Categories
Exhibitions

Astrology at the Adler

The Adler Planetarium has posted a nice little slideshow on astrology: “Written in the Stars..” Each slide offers a bit of text and an image from something in the Alder’s collection — books, prints, and instruments. Unsurprisingly, one of my favorite is the slide of the astrolabe, a lovely instrument from Al-Andalus: Also amazing is the […]

Categories
Press and Pop Culture

“Science Vs” — Celebrating Ignorance?

The podcast “Science Vs” promises to take “on fads, trends, and the opinionated mob to find out what’s fact, what’s not, and what’s somewhere in between.” It covers a range of predictable, conspiracy tinged and fad issues and pressing issues, e.g., episodes on ancient aliens,[1] snake oils and essential oils, and bigfoot, intermingle with episodes […]

Categories
Academia Press and Pop Culture

Astrology Handwringing (again)

The BBC has joined the growing number of articles that try to explain away rational and intellectual interest in astrology: “The Anxieties and Apps Fuelling the Astrology Boom.” In this case, the author does a better job distinguishing astrology from the dross we see in newspapers.[1] But the basic assumption that animates this article is, […]

Categories
Academia Speaking

Ad Astra Podcast

For scholars working on the history of astrology, The Astra Project is the wonderful resource and community of experts. The two people who seem to be the most public faces of the project are Helena Avelar and Luís Campos Ribeiro. The project also hosts the ad Astra podcast, which interviews scholars working on a wide […]

Categories
Press and Pop Culture

Why Fear Astrology?

A recent “The Morning” Newsletter from the NY Times suggested seven podcasts about science for those “trying to learn more about the wonders of science.” Among other pressing wonders of science, these podcasts will let us know “whether there’s any scientific basis to astrology.” Why is the press, science popularizers, and many scholars, whether scientists […]

Categories
Research

Monks Using Astronomical Instruments

The manuscript Ambrosiana H 57 sup. includes two texts on the astrolabe, Philoponus’s as well as an anonymous one from perhaps the late 13th century (though this copy is dated 14th century). Along with these texts are a couple Ptolemaic works and Theon of Alexandria’s “Commentarium paruum in Ptolemaei canones.” The manuscript itself is lovely […]

Categories
Research

Byzantine Tables of Planetary Hours

The tradition of planetary hours established a ruling planet for each hour of each day. The first hour of the day was ruled by the planet that also gave the day its name, e.g., the sun ruled the first hour of Sunday. Each subsequent hour was ruled by the next planet in the series: Saturn, […]

Categories
Research

Missing Archives

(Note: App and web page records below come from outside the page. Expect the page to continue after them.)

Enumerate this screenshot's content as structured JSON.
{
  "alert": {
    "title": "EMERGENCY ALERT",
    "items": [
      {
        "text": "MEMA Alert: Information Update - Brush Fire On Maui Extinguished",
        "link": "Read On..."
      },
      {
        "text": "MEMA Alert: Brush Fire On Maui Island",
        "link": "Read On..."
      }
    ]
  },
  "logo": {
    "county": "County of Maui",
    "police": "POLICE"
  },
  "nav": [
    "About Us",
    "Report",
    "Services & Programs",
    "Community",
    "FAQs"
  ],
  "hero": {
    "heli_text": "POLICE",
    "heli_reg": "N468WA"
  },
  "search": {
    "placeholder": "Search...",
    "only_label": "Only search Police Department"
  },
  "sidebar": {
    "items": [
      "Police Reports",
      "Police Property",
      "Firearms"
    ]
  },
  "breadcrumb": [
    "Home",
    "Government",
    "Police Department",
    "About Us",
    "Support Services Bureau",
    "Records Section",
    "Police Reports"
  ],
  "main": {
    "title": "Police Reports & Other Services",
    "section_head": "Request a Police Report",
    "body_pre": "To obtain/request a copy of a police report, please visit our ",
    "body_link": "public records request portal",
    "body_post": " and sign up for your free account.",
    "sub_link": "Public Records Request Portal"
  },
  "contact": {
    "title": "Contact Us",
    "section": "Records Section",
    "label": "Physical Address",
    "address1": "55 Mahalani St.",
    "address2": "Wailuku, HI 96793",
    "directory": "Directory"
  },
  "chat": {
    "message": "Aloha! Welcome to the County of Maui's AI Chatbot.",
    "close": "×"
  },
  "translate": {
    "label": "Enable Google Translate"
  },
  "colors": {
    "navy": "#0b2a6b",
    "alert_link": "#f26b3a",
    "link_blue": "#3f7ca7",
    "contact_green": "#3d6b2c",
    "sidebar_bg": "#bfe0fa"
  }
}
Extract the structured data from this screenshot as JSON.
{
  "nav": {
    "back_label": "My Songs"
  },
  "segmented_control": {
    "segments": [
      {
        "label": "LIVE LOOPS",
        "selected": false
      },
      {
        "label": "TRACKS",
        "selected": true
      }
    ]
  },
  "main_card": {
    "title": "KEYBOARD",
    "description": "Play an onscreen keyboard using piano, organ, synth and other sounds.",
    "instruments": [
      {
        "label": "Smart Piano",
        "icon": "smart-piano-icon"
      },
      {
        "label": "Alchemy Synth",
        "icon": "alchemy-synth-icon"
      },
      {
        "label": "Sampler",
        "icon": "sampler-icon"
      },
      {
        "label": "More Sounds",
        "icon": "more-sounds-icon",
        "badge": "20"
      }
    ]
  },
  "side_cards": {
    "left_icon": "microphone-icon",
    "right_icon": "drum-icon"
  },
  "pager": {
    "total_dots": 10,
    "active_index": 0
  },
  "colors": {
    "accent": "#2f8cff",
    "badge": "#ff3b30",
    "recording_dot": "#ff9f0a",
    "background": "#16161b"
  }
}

Not a day goes by that I don’t miss being able to work in the archives. Travel restrictions that prevent me from going to and working in the archives I need for my research depresses me, to say the least. The fact that there is no end in sight compounds my feelings of loss.[1] There […]

Categories
History

Raphael’s Handbook of Divination

Raphael had a particular fondness for publishing little handbooks full of tables used for divination. In his Raphael’s Book of Fate: Whereby all Questions may be Answered Respecting the Present and Future he offered handful of different methods of divining the future, most of which used a standard playing deck, some reckoning, and some cross-referencing […]

Categories
History

Raphael’s Astro-Geomantic-Prophetic Practices

Robert Cross Smith, better known as Raphael, The Astrologer of the Nineteenth Century, was a rather prolific publisher. For a short time he published a journal with the autobiographical sounding title The Straggling Astrologer. After about six months of losing money, he ended that project. He followed it with a thick tome, The Astrologer of […]